Component data from apps and pages:
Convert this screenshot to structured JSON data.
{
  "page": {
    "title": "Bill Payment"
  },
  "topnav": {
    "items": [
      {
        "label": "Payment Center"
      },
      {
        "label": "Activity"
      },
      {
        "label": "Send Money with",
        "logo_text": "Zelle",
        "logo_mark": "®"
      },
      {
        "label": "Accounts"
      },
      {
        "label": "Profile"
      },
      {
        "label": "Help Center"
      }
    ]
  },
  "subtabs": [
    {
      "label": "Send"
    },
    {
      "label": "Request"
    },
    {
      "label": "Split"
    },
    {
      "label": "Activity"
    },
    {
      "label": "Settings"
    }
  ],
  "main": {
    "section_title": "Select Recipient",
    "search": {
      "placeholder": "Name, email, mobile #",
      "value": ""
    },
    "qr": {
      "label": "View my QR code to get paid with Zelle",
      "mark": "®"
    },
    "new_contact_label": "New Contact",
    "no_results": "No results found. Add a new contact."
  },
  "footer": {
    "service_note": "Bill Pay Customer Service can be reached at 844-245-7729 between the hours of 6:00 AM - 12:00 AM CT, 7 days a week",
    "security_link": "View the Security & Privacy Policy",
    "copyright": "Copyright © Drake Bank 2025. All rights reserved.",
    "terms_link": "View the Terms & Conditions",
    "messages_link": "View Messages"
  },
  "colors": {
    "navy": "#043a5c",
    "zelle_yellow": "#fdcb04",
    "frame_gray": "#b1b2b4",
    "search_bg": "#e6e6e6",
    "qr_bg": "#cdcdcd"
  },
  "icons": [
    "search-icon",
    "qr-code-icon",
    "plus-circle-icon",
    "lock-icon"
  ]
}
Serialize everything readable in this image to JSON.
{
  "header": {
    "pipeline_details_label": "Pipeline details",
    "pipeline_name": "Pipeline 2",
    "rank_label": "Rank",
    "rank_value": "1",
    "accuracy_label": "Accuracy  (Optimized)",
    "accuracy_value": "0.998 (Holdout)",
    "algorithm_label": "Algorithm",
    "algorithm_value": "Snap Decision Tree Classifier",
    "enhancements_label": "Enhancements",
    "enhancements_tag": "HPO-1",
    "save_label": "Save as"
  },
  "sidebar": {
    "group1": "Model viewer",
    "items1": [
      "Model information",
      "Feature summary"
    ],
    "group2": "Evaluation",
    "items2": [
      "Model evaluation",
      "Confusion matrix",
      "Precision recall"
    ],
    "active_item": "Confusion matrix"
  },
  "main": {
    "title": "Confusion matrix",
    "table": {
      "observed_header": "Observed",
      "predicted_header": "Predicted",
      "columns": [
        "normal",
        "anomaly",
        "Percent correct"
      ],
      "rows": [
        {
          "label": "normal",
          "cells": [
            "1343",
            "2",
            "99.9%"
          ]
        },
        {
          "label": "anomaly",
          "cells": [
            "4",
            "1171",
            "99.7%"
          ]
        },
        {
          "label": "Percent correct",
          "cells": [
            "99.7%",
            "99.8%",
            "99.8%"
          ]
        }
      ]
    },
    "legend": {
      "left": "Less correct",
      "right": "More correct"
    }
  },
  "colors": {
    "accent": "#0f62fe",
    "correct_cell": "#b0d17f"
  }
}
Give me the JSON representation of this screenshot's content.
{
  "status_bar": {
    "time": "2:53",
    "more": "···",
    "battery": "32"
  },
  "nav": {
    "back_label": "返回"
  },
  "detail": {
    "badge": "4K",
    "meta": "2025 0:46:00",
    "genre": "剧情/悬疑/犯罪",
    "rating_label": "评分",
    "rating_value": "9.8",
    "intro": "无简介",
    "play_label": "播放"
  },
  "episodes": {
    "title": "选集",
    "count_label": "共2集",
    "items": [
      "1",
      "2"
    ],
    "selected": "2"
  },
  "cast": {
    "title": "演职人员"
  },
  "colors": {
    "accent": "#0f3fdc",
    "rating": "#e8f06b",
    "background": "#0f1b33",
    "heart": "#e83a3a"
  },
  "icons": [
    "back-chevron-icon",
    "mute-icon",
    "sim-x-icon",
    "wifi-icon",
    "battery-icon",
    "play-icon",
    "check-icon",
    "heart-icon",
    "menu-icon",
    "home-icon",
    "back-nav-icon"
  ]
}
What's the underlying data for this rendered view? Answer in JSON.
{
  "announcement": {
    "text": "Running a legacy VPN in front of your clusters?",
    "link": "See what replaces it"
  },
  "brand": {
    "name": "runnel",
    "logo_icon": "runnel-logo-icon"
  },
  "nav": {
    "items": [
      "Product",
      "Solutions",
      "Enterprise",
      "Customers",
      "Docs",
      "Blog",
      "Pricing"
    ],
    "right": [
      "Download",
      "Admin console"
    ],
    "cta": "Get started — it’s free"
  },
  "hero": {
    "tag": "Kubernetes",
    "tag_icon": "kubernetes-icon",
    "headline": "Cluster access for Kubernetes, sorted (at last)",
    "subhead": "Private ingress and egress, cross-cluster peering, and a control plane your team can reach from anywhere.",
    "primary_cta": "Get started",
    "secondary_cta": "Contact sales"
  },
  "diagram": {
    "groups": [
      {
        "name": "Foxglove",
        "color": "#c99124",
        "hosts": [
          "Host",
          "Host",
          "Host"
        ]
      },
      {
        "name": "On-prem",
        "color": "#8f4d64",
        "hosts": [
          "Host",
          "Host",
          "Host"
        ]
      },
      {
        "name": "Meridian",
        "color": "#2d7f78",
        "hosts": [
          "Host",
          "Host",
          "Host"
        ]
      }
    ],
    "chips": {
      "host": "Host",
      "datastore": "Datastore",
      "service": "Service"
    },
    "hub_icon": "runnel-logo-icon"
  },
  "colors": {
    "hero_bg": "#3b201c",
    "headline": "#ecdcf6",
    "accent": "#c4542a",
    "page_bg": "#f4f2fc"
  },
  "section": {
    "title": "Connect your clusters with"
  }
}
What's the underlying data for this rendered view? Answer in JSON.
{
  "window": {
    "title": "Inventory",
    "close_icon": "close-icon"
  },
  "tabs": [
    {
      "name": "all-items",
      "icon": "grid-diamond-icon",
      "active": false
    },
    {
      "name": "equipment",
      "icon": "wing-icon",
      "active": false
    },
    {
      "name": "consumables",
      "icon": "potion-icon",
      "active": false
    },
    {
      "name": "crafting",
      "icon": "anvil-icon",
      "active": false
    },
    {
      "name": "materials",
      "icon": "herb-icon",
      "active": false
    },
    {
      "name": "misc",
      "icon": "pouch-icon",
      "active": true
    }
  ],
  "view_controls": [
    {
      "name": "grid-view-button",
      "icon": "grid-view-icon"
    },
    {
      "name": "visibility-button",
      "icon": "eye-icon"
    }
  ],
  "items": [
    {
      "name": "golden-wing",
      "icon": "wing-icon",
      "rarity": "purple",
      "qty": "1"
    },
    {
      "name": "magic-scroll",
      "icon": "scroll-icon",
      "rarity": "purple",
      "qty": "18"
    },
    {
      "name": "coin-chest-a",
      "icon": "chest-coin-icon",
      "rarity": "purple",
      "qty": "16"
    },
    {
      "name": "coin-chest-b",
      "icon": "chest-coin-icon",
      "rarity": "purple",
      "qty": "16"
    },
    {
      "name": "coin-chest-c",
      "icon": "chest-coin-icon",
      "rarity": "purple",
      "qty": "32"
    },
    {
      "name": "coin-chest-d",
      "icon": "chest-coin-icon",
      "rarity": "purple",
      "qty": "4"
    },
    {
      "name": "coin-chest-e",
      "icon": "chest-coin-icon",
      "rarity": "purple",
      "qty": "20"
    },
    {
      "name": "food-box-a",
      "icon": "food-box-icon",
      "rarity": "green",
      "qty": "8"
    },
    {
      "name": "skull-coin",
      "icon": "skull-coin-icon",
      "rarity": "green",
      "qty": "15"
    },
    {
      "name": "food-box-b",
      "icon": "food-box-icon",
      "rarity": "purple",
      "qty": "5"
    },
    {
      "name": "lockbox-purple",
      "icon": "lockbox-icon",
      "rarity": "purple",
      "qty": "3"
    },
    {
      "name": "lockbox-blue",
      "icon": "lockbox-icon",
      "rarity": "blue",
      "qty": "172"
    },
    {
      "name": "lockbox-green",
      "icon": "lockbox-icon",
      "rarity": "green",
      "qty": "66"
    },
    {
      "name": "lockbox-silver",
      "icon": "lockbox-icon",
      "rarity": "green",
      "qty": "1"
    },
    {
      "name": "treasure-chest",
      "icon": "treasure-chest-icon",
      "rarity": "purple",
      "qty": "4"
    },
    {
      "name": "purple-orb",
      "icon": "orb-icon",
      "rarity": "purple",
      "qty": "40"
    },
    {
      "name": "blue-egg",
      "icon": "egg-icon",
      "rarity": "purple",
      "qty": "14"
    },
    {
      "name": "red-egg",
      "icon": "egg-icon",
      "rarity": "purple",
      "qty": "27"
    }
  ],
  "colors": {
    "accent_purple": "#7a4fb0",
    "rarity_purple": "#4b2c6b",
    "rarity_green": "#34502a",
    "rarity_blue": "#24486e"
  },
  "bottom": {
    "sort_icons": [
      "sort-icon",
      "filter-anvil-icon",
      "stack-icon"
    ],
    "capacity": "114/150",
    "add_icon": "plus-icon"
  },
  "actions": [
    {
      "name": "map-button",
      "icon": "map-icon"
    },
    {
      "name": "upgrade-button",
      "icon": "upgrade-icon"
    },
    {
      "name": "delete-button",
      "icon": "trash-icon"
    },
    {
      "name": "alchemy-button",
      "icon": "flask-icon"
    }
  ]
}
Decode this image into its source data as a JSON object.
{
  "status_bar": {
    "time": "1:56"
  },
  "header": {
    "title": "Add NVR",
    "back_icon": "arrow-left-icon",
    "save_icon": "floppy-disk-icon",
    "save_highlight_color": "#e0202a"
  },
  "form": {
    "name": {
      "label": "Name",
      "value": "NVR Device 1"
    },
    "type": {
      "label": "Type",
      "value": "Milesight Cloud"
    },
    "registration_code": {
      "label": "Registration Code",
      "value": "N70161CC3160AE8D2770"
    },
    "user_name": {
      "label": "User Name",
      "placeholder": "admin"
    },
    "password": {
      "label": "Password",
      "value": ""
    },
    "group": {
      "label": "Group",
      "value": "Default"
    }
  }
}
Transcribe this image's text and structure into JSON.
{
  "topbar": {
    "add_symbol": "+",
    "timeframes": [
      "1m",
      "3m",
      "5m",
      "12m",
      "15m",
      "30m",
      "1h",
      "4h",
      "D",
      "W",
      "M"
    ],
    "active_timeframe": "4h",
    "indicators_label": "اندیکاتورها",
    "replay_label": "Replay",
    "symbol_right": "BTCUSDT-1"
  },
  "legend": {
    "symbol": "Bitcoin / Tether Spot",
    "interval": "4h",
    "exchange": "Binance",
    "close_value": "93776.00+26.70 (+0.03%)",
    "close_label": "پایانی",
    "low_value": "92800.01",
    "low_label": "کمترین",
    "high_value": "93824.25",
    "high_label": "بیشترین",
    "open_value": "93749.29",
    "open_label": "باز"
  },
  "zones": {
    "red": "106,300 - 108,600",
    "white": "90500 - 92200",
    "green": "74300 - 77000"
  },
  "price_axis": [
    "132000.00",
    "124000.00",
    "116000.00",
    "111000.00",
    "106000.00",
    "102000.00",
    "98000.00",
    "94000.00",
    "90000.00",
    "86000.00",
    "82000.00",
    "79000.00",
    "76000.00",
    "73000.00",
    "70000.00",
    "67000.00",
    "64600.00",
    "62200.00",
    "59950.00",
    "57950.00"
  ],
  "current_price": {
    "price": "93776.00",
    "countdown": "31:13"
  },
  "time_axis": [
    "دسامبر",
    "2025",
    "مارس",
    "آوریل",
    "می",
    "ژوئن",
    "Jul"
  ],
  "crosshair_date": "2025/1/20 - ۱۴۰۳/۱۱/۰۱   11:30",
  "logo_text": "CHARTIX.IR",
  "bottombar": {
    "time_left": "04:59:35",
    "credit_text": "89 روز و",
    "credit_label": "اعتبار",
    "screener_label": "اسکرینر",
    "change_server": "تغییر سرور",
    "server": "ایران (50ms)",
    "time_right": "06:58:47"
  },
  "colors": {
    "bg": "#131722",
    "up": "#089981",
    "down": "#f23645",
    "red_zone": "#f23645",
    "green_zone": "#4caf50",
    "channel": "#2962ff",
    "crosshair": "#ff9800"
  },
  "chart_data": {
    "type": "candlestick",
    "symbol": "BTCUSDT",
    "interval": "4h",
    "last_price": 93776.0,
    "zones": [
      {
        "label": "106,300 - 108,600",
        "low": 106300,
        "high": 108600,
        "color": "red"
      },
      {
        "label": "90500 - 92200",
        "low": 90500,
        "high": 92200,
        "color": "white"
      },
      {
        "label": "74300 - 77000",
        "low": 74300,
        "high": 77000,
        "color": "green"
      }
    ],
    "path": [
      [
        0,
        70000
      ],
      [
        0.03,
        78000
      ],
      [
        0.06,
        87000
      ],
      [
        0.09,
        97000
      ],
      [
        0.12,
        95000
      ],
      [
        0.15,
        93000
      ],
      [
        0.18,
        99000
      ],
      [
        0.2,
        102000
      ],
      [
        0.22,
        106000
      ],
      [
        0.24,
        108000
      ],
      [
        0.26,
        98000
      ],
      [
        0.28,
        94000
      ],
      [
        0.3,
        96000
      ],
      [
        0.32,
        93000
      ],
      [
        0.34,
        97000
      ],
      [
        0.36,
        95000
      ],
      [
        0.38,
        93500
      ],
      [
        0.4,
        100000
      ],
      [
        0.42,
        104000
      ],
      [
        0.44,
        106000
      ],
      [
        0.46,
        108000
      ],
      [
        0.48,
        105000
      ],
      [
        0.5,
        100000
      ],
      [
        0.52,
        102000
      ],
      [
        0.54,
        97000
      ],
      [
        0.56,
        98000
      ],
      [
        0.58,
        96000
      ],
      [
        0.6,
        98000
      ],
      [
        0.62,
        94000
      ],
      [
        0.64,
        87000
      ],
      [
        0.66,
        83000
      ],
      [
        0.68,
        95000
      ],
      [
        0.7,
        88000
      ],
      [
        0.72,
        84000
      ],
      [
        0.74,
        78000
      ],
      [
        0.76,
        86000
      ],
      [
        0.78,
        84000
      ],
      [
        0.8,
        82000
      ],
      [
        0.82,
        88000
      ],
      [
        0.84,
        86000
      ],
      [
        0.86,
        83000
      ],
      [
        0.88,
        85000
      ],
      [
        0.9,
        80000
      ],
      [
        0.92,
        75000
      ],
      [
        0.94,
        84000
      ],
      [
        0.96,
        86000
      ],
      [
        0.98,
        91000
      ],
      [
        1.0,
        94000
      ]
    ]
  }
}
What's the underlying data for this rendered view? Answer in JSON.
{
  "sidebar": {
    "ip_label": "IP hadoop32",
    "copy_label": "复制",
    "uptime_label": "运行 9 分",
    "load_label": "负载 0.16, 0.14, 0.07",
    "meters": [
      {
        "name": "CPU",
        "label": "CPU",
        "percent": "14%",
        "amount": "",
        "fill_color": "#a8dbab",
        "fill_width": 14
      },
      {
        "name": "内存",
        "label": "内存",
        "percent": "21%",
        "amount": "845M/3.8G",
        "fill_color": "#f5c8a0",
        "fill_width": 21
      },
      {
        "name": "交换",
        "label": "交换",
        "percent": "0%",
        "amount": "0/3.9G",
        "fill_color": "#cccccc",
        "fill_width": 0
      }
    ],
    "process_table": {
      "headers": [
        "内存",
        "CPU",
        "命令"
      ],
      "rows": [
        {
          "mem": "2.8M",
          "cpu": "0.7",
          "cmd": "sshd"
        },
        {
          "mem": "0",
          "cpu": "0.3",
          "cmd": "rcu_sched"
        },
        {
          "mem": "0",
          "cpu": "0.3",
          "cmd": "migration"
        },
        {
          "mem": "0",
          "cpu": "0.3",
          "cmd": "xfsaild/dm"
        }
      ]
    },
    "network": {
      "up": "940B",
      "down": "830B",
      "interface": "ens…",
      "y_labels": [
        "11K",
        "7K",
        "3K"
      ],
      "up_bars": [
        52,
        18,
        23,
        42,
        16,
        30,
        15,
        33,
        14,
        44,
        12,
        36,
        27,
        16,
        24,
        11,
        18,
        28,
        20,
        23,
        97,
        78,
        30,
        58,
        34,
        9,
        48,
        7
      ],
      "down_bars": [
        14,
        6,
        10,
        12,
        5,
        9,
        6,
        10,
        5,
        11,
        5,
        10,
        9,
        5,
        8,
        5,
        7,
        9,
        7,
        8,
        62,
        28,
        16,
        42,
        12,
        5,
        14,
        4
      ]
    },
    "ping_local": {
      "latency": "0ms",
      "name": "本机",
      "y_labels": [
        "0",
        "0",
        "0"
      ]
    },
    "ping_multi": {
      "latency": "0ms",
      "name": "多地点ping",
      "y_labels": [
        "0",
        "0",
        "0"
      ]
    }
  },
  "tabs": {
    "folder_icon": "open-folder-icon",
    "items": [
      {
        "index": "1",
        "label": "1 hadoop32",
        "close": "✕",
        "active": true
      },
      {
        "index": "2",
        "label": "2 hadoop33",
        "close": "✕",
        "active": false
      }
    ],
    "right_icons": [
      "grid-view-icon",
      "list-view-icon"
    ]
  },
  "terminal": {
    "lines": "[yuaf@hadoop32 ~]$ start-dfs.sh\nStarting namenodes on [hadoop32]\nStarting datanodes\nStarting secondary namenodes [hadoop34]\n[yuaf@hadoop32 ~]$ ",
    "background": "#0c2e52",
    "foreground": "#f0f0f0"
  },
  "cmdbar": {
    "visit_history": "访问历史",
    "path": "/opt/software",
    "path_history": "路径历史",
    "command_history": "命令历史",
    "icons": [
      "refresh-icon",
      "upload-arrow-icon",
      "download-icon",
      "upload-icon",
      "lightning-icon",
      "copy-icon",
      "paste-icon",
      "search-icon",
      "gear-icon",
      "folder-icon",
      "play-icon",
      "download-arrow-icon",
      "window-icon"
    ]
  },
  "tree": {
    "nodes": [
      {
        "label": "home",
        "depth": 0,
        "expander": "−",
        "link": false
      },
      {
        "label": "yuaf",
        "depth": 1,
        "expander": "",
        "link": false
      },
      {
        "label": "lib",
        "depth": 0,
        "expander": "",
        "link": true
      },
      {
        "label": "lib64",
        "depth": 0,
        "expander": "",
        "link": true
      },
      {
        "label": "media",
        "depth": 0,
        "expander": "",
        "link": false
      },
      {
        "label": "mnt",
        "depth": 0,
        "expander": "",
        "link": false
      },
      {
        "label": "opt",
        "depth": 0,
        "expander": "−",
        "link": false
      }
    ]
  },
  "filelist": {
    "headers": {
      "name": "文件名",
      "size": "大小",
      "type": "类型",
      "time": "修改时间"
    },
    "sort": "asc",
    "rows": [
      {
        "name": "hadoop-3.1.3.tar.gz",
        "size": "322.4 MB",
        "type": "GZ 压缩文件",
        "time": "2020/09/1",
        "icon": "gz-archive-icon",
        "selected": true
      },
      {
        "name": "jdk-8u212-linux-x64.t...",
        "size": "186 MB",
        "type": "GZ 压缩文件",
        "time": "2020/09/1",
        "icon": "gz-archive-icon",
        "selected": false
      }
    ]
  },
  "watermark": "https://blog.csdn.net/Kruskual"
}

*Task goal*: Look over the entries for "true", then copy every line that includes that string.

*Response area*:
      "active": true
        "active": true
        "link": true
        "link": true
        "selected": true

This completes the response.